DESCRIPTION OF THE TASK: The whole listing below should be output again, word for word.

MATERIAL PROVIDED:
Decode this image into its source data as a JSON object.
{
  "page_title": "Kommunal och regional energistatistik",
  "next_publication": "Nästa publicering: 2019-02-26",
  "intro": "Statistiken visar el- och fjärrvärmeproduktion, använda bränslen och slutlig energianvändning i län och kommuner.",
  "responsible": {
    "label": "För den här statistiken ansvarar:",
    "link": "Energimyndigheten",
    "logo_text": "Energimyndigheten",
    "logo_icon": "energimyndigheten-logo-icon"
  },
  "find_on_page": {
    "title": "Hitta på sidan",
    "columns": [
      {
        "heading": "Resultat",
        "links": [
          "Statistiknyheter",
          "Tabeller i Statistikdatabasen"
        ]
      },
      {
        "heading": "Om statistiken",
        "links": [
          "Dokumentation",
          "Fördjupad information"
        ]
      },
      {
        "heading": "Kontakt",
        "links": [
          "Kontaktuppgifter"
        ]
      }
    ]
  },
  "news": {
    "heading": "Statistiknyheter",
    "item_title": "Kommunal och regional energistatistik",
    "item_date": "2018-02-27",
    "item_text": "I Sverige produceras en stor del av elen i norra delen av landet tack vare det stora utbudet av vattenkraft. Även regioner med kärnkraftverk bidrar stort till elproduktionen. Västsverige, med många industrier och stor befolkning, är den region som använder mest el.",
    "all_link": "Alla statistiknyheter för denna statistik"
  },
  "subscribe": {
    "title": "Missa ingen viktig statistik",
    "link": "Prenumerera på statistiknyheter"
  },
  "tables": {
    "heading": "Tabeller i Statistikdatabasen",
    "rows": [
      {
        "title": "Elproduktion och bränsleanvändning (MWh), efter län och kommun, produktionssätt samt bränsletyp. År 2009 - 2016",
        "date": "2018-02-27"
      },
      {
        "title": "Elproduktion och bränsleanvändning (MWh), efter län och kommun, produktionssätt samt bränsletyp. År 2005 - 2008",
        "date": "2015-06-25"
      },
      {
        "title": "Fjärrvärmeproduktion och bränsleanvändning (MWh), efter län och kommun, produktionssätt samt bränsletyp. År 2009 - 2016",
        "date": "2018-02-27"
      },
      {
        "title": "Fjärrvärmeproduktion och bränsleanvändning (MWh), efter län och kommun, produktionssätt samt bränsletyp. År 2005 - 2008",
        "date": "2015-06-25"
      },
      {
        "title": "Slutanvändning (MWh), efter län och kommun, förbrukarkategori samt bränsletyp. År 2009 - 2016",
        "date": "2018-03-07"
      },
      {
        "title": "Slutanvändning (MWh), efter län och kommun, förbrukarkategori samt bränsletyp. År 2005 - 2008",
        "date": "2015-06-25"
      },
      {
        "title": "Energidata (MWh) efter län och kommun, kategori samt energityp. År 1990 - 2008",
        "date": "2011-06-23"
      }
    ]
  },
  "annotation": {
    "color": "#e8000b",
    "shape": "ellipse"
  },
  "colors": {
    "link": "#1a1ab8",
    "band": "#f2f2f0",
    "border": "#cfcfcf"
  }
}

THE ANSWER:
Decode this image into its source data as a JSON object.
{
  "page_title": "Kommunal och regional energistatistik",
  "next_publication": "Nästa publicering: 2019-02-26",
  "intro": "Statistiken visar el- och fjärrvärmeproduktion, använda bränslen och slutlig energianvändning i län och kommuner.",
  "responsible": {
    "label": "För den här statistiken ansvarar:",
    "link": "Energimyndigheten",
    "logo_text": "Energimyndigheten",
    "logo_icon": "energimyndigheten-logo-icon"
  },
  "find_on_page": {
    "title": "Hitta på sidan",
    "columns": [
      {
        "heading": "Resultat",
        "links": [
          "Statistiknyheter",
          "Tabeller i Statistikdatabasen"
        ]
      },
      {
        "heading": "Om statistiken",
        "links": [
          "Dokumentation",
          "Fördjupad information"
        ]
      },
      {
        "heading": "Kontakt",
        "links": [
          "Kontaktuppgifter"
        ]
      }
    ]
  },
  "news": {
    "heading": "Statistiknyheter",
    "item_title": "Kommunal och regional energistatistik",
    "item_date": "2018-02-27",
    "item_text": "I Sverige produceras en stor del av elen i norra delen av landet tack vare det stora utbudet av vattenkraft. Även regioner med kärnkraftverk bidrar stort till elproduktionen. Västsverige, med många industrier och stor befolkning, är den region som använder mest el.",
    "all_link": "Alla statistiknyheter för denna statistik"
  },
  "subscribe": {
    "title": "Missa ingen viktig statistik",
    "link": "Prenumerera på statistiknyheter"
  },
  "tables": {
    "heading": "Tabeller i Statistikdatabasen",
    "rows": [
      {
        "title": "Elproduktion och bränsleanvändning (MWh), efter län och kommun, produktionssätt samt bränsletyp. År 2009 - 2016",
        "date": "2018-02-27"
      },
      {
        "title": "Elproduktion och bränsleanvändning (MWh), efter län och kommun, produktionssätt samt bränsletyp. År 2005 - 2008",
        "date": "2015-06-25"
      },
      {
        "title": "Fjärrvärmeproduktion och bränsleanvändning (MWh), efter län och kommun, produktionssätt samt bränsletyp. År 2009 - 2016",
        "date": "2018-02-27"
      },
      {
        "title": "Fjärrvärmeproduktion och bränsleanvändning (MWh), efter län och kommun, produktionssätt samt bränsletyp. År 2005 - 2008",
        "date": "2015-06-25"
      },
      {
        "title": "Slutanvändning (MWh), efter län och kommun, förbrukarkategori samt bränsletyp. År 2009 - 2016",
        "date": "2018-03-07"
      },
      {
        "title": "Slutanvändning (MWh), efter län och kommun, förbrukarkategori samt bränsletyp. År 2005 - 2008",
        "date": "2015-06-25"
      },
      {
        "title": "Energidata (MWh) efter län och kommun, kategori samt energityp. År 1990 - 2008",
        "date": "2011-06-23"
      }
    ]
  },
  "annotation": {
    "color": "#e8000b",
    "shape": "ellipse"
  },
  "colors": {
    "link": "#1a1ab8",
    "band": "#f2f2f0",
    "border": "#cfcfcf"
  }
}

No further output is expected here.